Prostitutes also usually don’t get the justice they wish for. Same is the case with marital rape. The Indian law doesn’t recognise marital rape because it considers marriage to be a contract between a man and a woman, thus implying a physical union through coitus. But, there are cases of people being raped after their marriage. The law should therefore accept marital rape as a reality, because any form of physical union without the consent of any one of the individuals involved is wrong.
On the other side, there are also a few women who think that wives being beaten by husbands is not a crime. Here, there is a lack of knowledge. Schools and colleges are not just for scoring high marks and helping you get jobs; they should also teach you about what’s wrong and right. They should inform you of your rights so you can fight for justice, whenever needed.
According to me, only education can change people’s mindset and reduce crime rates. An act like marital rape is illegal in several countries abroad. When will India take the first step, in this regard?
Steps should be taken to stop the malice of rape in India. The roots of this evil need to be cut off. Our country does not require its citizens to give sympathy to each other and be quiet; it needs them to fight back. Every citizen should realize their responsibility and contribute their bit in stopping this.
There are people who have raised their voices against this grievous crime – and we should appreciate their efforts. After every reported incident of rape, news channels, social media, newspapers keep on talking and posting about the incident. This continues for only three or four days in most cases. They talk about justice. There are debates – citizens show their anger – and then, it all stops! No one fights till the end no one waits.
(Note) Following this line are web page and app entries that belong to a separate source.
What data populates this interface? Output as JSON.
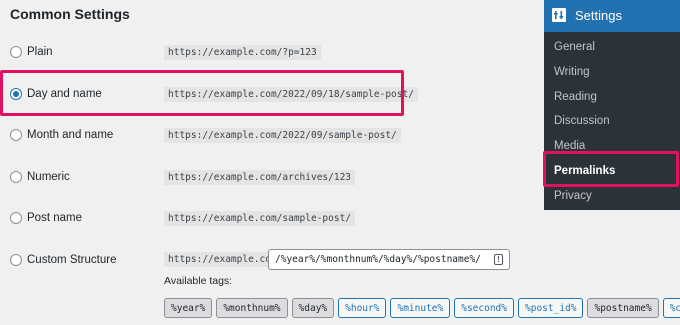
{
  "section_title": "Common Settings",
  "options": [
    {
      "label": "Plain",
      "code": "https://example.com/?p=123",
      "checked": false
    },
    {
      "label": "Day and name",
      "code": "https://example.com/2022/09/18/sample-post/",
      "checked": true
    },
    {
      "label": "Month and name",
      "code": "https://example.com/2022/09/sample-post/",
      "checked": false
    },
    {
      "label": "Numeric",
      "code": "https://example.com/archives/123",
      "checked": false
    },
    {
      "label": "Post name",
      "code": "https://example.com/sample-post/",
      "checked": false
    }
  ],
  "custom": {
    "label": "Custom Structure",
    "base_url": "https://example.com",
    "value": "/%year%/%monthnum%/%day%/%postname%/",
    "info_icon": "!"
  },
  "available_tags_label": "Available tags:",
  "tags": [
    {
      "text": "%year%",
      "active": true
    },
    {
      "text": "%monthnum%",
      "active": true
    },
    {
      "text": "%day%",
      "active": true
    },
    {
      "text": "%hour%",
      "active": false
    },
    {
      "text": "%minute%",
      "active": false
    },
    {
      "text": "%second%",
      "active": false
    },
    {
      "text": "%post_id%",
      "active": false
    },
    {
      "text": "%postname%",
      "active": true
    },
    {
      "text": "%cate",
      "active": false
    }
  ],
  "sidebar": {
    "header_icon": "settings-icon",
    "header_label": "Settings",
    "items": [
      {
        "label": "General",
        "current": false
      },
      {
        "label": "Writing",
        "current": false
      },
      {
        "label": "Reading",
        "current": false
      },
      {
        "label": "Discussion",
        "current": false
      },
      {
        "label": "Media",
        "current": false
      },
      {
        "label": "Permalinks",
        "current": true
      },
      {
        "label": "Privacy",
        "current": false
      }
    ]
  },
  "colors": {
    "accent": "#2271b1",
    "highlight": "#e0115f",
    "sidebar_bg": "#2c3338"
  }
}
Can this make India a rape-free country? We should all unite and come forward and help our nation be rape-free. It’s not easy, but it is not impossible. Let the culpable party be scared of committing the crime, not the victim.
I hope for a change! #RapeFreeIndia.
“Hathon me candle leke chup chap aage badhne se kuch nhi badal sakta.
Dil me aag leke aage ladne ki chah rakhne se log bhi badal jaenge – aur desh bhi.”
(“Nothing will change by holding candles in our hands and keeping mum.
The people and the country will only change if the citizens express their will to fight – with fire in their hearts.”)
Featured image used for representative purposes only.